Ruby discusses whether the pandemic has increased sexual harassment and unwanted flirtations. She takes us through her funny but distressing personal experience of having an increased amount of male reappearances during lockdown.
There must be some correlation between the coronavirus pandemic of 2020 and men invading personal boundaries whilst hiding behind their phone screens. Just as the UK buckled itself down into lockdown, a guy I met travelling two summers prior decided to message me out of the blue, saying ‘I so would have gone for you’ and that I was a ‘beautiful ginger’. Ignoring for a second the verb ‘gone’ and the implications this has for my choice in this imagined past scenario, you have to laugh. To add some context to why this comment is funny; my lasting impression of him was pulling his unconscious body into the bathroom after he had thrown up on himself in the middle of a shared dorm hostel in Vienna. We hadn’t even left for the club at this point. The illusion that this boy would have even had the guts to ‘go for me’ (unpack that as you wish) is laughable – but the point is by sending that message it served him a little ego boost to the expense of my personal boundaries and bewilderment.

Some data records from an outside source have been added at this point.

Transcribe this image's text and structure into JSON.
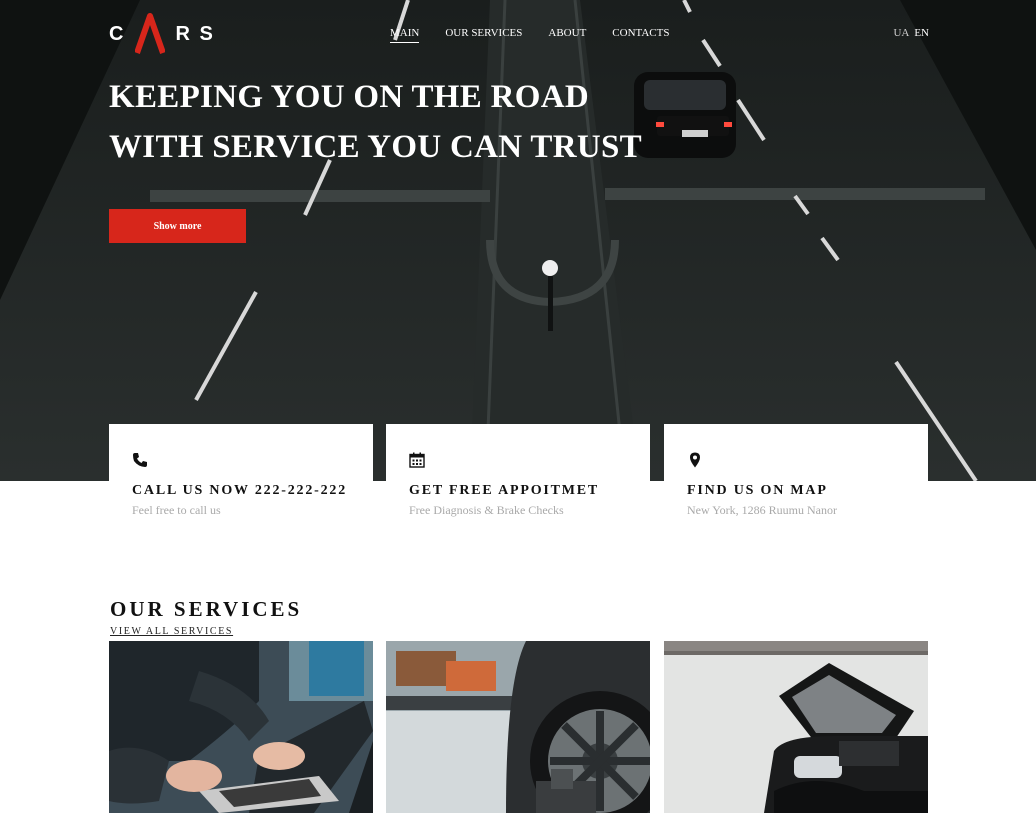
{
  "brand": {
    "logo_text_left": "C",
    "logo_text_right": "R S",
    "logo_accent": "#d7261b"
  },
  "nav": {
    "items": [
      {
        "label": "MAIN",
        "active": true
      },
      {
        "label": "OUR SERVICES",
        "active": false
      },
      {
        "label": "ABOUT",
        "active": false
      },
      {
        "label": "CONTACTS",
        "active": false
      }
    ]
  },
  "lang": {
    "ua": "UA",
    "en": "EN"
  },
  "hero": {
    "line1": "KEEPING YOU ON THE ROAD",
    "line2": "WITH SERVICE YOU CAN TRUST",
    "button": "Show more"
  },
  "cards": [
    {
      "icon": "phone-icon",
      "title": "CALL US NOW 222-222-222",
      "subtitle": "Feel free to call us"
    },
    {
      "icon": "calendar-icon",
      "title": "GET FREE APPOITMET",
      "subtitle": "Free Diagnosis & Brake Checks"
    },
    {
      "icon": "map-pin-icon",
      "title": "FIND US ON MAP",
      "subtitle": "New York, 1286 Ruumu Nanor"
    }
  ],
  "services": {
    "title": "OUR SERVICES",
    "view_all": "VIEW ALL SERVICES"
  },
  "colors": {
    "accent": "#d7261b",
    "hero_dark": "#1c2120"
  }
}
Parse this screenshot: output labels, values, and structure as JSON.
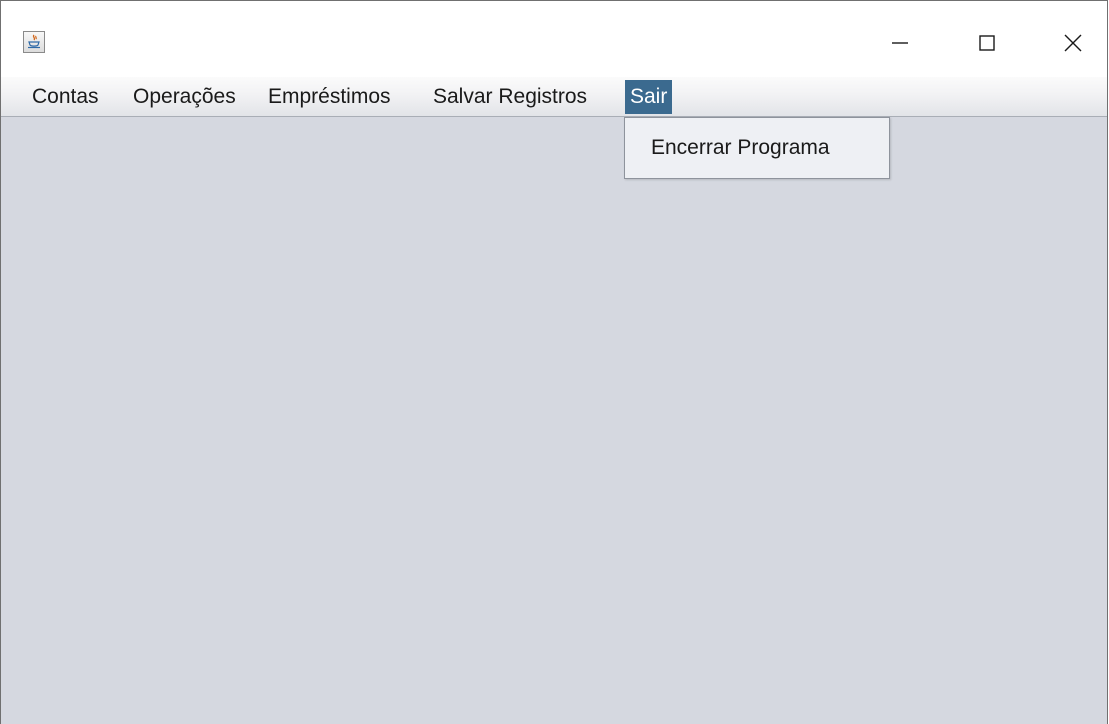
{
  "window": {
    "title": "",
    "controls": {
      "minimize_icon": "minimize-icon",
      "maximize_icon": "maximize-icon",
      "close_icon": "close-icon"
    }
  },
  "menubar": {
    "items": [
      {
        "label": "Contas"
      },
      {
        "label": "Operações"
      },
      {
        "label": "Empréstimos"
      },
      {
        "label": "Salvar Registros"
      },
      {
        "label": "Sair",
        "selected": true
      }
    ]
  },
  "dropdown": {
    "parent": "Sair",
    "items": [
      {
        "label": "Encerrar Programa"
      }
    ]
  },
  "colors": {
    "menu_selected_bg": "#3b6a8f",
    "content_bg": "#d5d8e0",
    "dropdown_bg": "#eef0f4"
  }
}
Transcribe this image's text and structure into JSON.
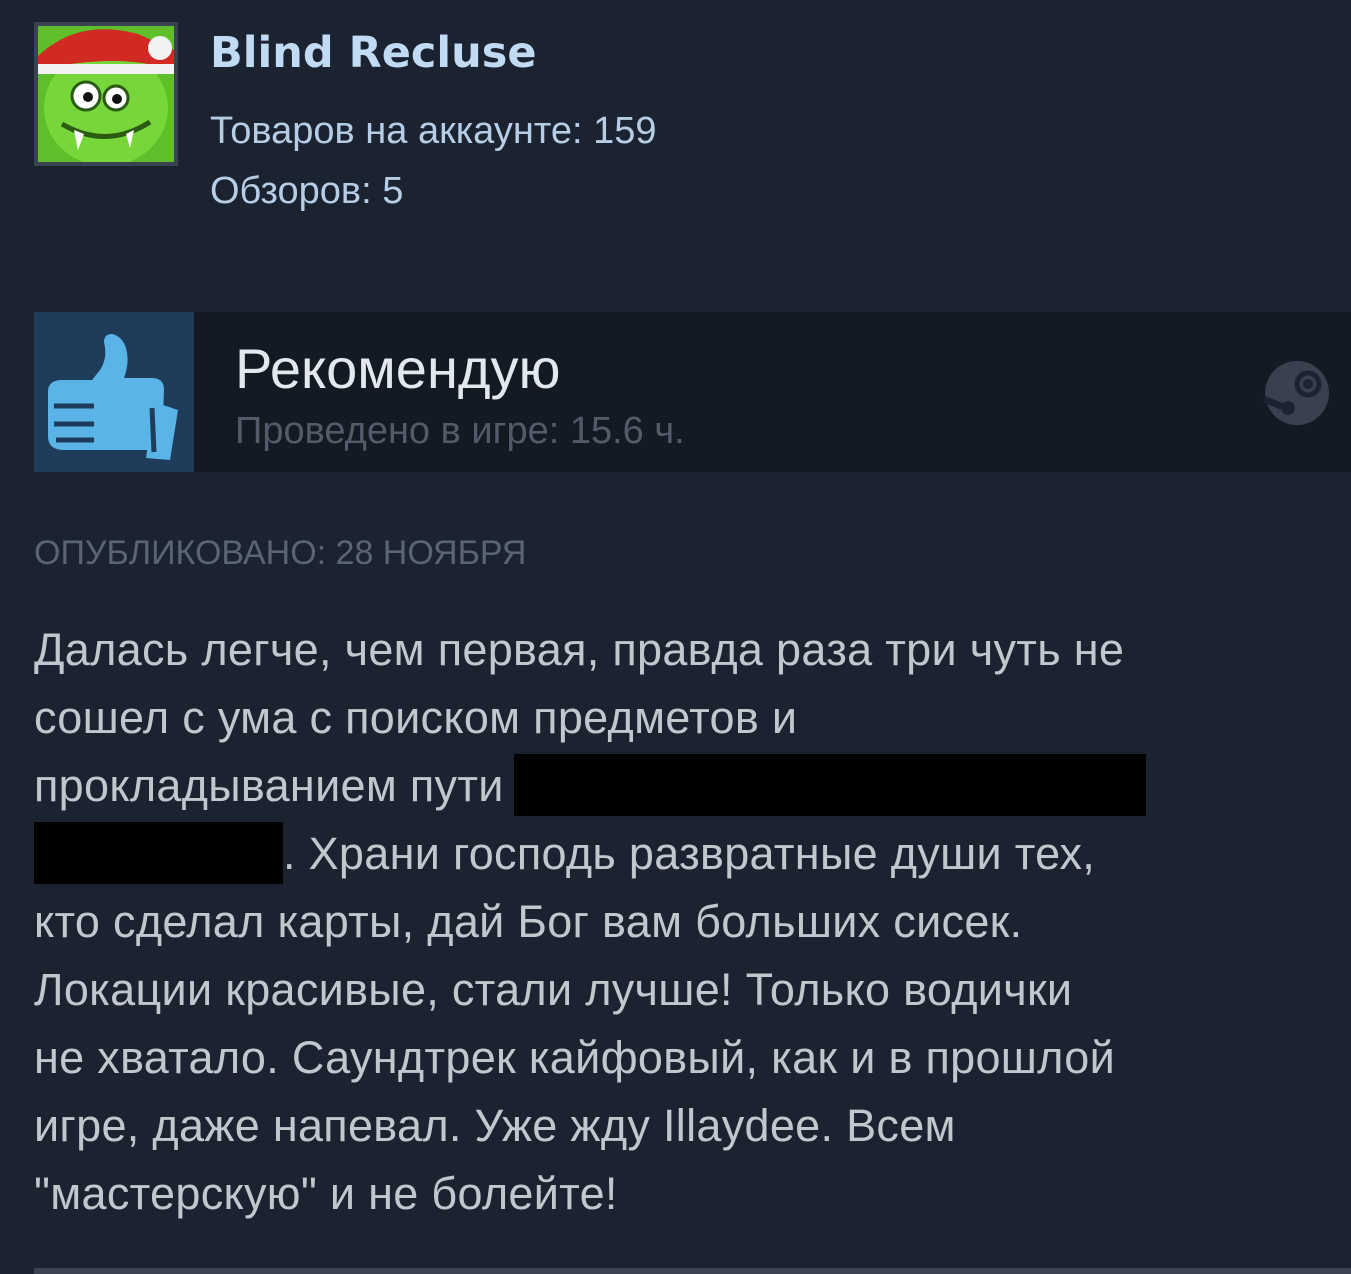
{
  "author": {
    "name": "Blind Recluse",
    "products_label": "Товаров на аккаунте: 159",
    "reviews_label": "Обзоров: 5",
    "avatar": "green-goblin-santa-hat-avatar"
  },
  "verdict": {
    "title": "Рекомендую",
    "playtime": "Проведено в игре: 15.6 ч.",
    "thumb_icon": "thumbs-up-icon",
    "platform_icon": "steam-icon"
  },
  "review": {
    "published": "ОПУБЛИКОВАНО: 28 НОЯБРЯ",
    "lines": [
      "Далась легче, чем первая, правда раза три чуть не",
      "сошел с ума с поиском предметов и",
      "прокладыванием пути",
      ". Храни господь развратные души тех,",
      "кто сделал карты, дай Бог вам больших сисек.",
      "Локации красивые, стали лучше! Только водички",
      "не хватало. Саундтрек кайфовый, как и в прошлой",
      "игре, даже напевал. Уже жду Illaydee. Всем",
      "\"мастерскую\" и не болейте!"
    ]
  },
  "colors": {
    "background": "#1b2230",
    "author_name": "#c1dbf4",
    "verdict_bar": "#141a24",
    "thumb_box": "#1f3c5a",
    "thumb": "#5ab4e8",
    "redaction": "#000000"
  }
}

I genuinely wonder what guys expect our reactions to be when we read messages like these. Given I last spoke to him two years ago, I am well aware I was probably not the only person to receive such a ‘complimentary’ message from him over lockdown. I also recently had to block from my social media another guy I dated years ago when he commented something suggestive on a social media post of mine. This was AFTER a conversation we had where I made it clear I was cool with being friends, but that he had previously overstepped the line. I also made it clear to him I was in a relationship (because bros don’t want to step on the toes of other bros, right?). The point is that neither of these guys would have said these comments to my face. So, who are they trying to kid? Don’t insult the intelligence of women everywhere by pretending you don’t know we see through this bullshit.
Women are tired of being told what is and what isn’t a compliment. Being told to ‘ignore it’ won’t stop me from physically jumping the next time a man honks at me from his car whilst I’m out running. My friend didn’t blush at the ‘compliment’ of a stranger inviting her and her friend into his van for a threesome. A man who followed my friend whilst repeatedly telling her he liked the colour of her dress, didn’t make her feel a rush of self-confidence.
I’m not saying you shouldn’t flirt or shoot your shot over the internet. I am aware that for many people social media allows a positive build-up of confidence, and this is something that should be celebrated. But next time you put yourself out there, ask yourself is this purely for self-gratification and is it respecting the boundaries of the recipient?
You have to laugh about it, but you can also be angry.
Header image credit: Stephanie Deangelis / @steph_angelis (instagtam) / steph_angeles (society6)